The entire system of drug evaluation is flawed


This study by the Cochrane authors is the result of a four-and-a-half-year struggle to access and use trial data, which was previously unpublished and even hidden from view.

It highlights with certainty that future decisions to purchase and use drugs, particularly when on a mass scale, must be based on a complete picture of the evidence, both published and unpublished.

We need the full data from clinical trials made available for all drugs in current use. The new European Clinical Trials Directive will bring greater openness of data on future drugs. But 85 per cent of the drugs in current use are based on data that is more than 10 years old. The Tamiflu saga highlights the enormous challenge we face if we are to have a system that patients and the public can trust.

We need everyone involved in the process of manufacturing, evaluating and regulating drugs to make all data available, even if it means going back 20 years. Otherwise we risk wasting precious resources and harming patients.

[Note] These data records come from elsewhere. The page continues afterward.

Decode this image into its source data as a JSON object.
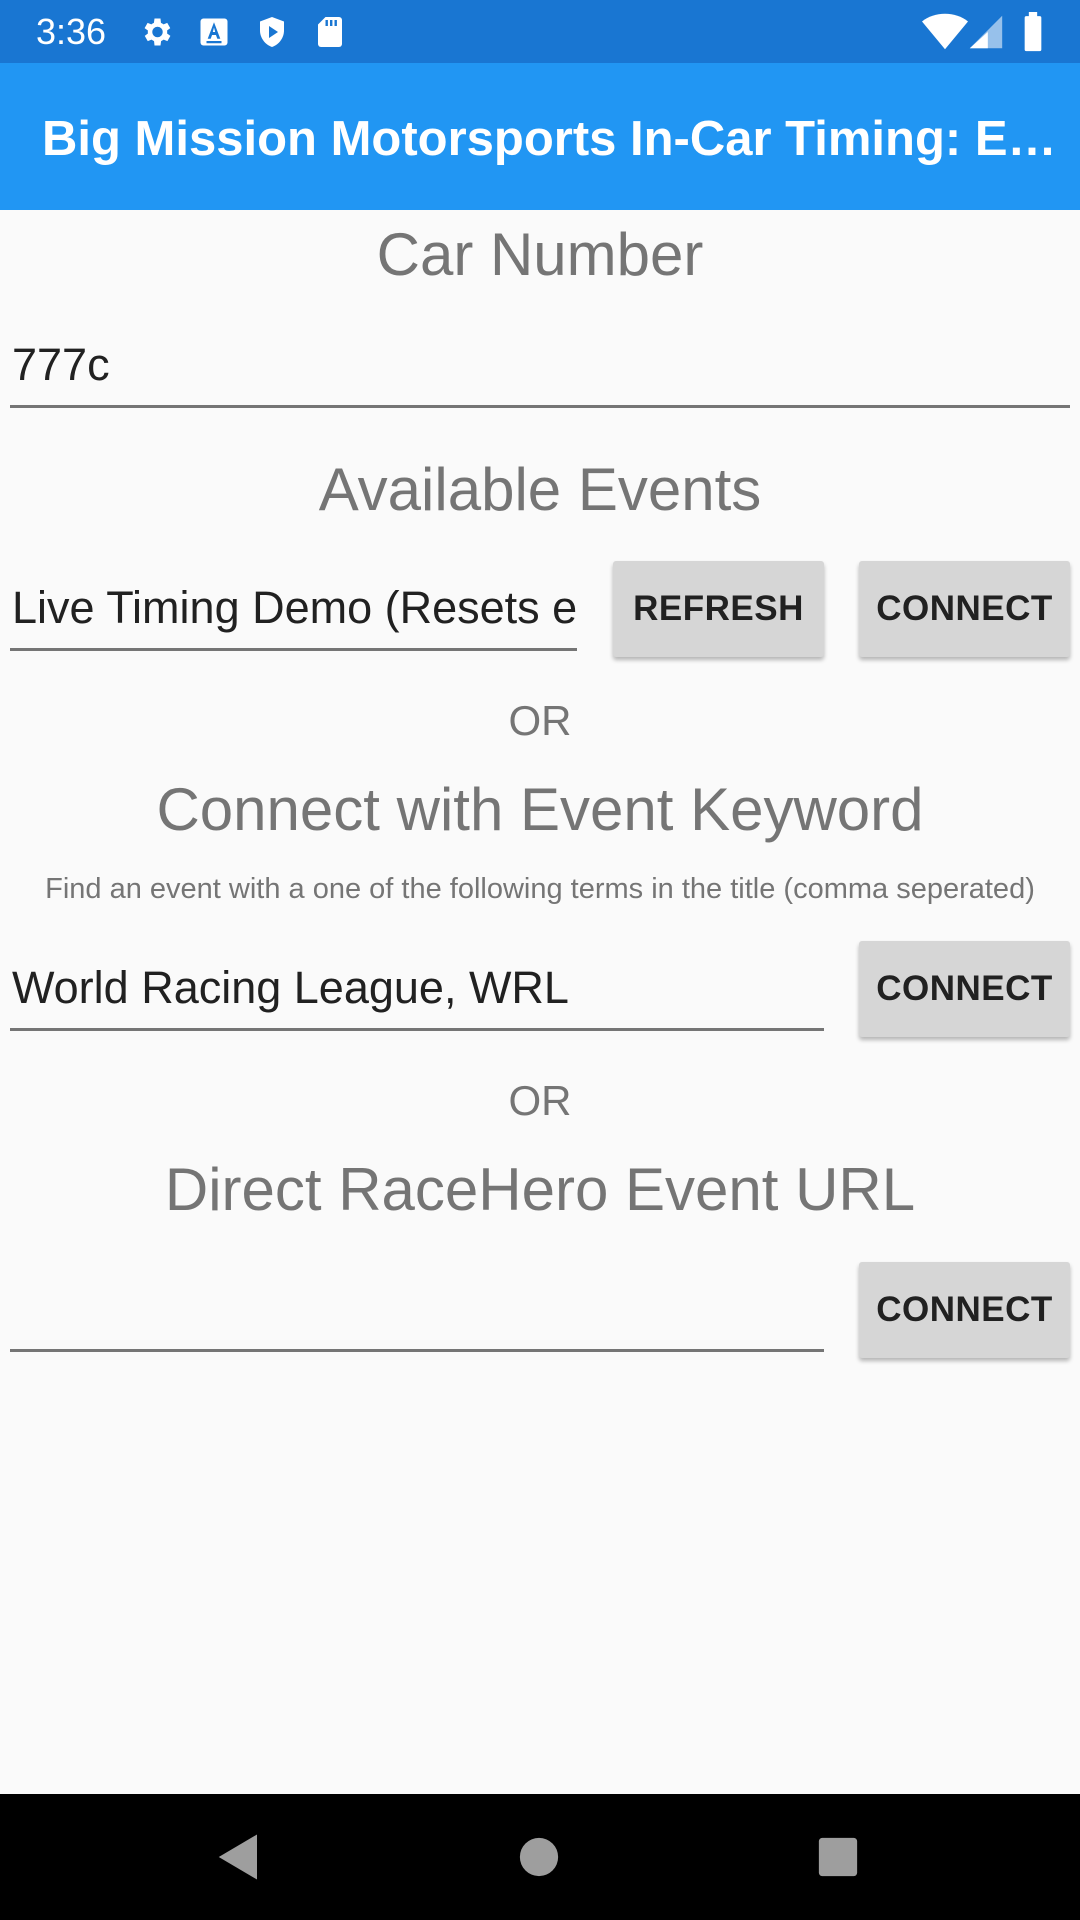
{
  "status_bar": {
    "time": "3:36",
    "icons": [
      "settings-gear-icon",
      "a-accessibility-icon",
      "shield-play-icon",
      "sd-card-icon"
    ],
    "right_icons": [
      "wifi-icon",
      "cellular-signal-icon",
      "battery-icon"
    ],
    "color": "#1976d2"
  },
  "app_bar": {
    "title": "Big Mission Motorsports In-Car Timing: E…",
    "color": "#2196f3"
  },
  "car_number": {
    "heading": "Car Number",
    "value": "777c"
  },
  "available_events": {
    "heading": "Available Events",
    "selected_event": "Live Timing Demo (Resets e",
    "refresh_label": "REFRESH",
    "connect_label": "CONNECT"
  },
  "or_label_1": "OR",
  "keyword": {
    "heading": "Connect with Event Keyword",
    "hint": "Find an event with a one of the following terms in the title (comma seperated)",
    "value": "World Racing League, WRL",
    "connect_label": "CONNECT"
  },
  "or_label_2": "OR",
  "direct_url": {
    "heading": "Direct RaceHero Event URL",
    "value": "",
    "connect_label": "CONNECT"
  },
  "nav_bar": {
    "icons": [
      "back-icon",
      "home-icon",
      "recents-icon"
    ]
  }
}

Through their exhaustive scrutiny of the data contained in clinical study reports – the lengthy documents held by the drug's manufacturer Roche and previously seen only in part by drug regulators – the Cochrane authors have set exacting new standards for systematic reviewers and decision makers. Their fight for the data has also shown, in more detail than ever, how deeply flawed is the entire system of drug evaluation and regulation.

The complete evidence from the clinical study reports paints a much less positive picture of Tamiflu than was presented to regulators, policy makers, clinicians, and the public. Important benefits have been over-estimated and harms under-reported.

In particular the Cochrane review found no compelling evidence to support claims that Tamiflu reduces the risk of complications of influenza such as pneumonia and hospitalisation, claims that were used to justify international stockpiling of the drug

The review's conclusion should lead to serious soul searching among policy makers. Why did no one else demand this level of scrutiny before spending such huge sums of money on one drug? And why do we have a system of drug evaluation and regulation that is incapable of providing patients, clinicians and policy makers with timely, reliable, independent information?

Indeed the current system seems to be designed with the opposite end in mind.

Dr Fiona Godlee, is the editor-in-chief of the British Medical Journal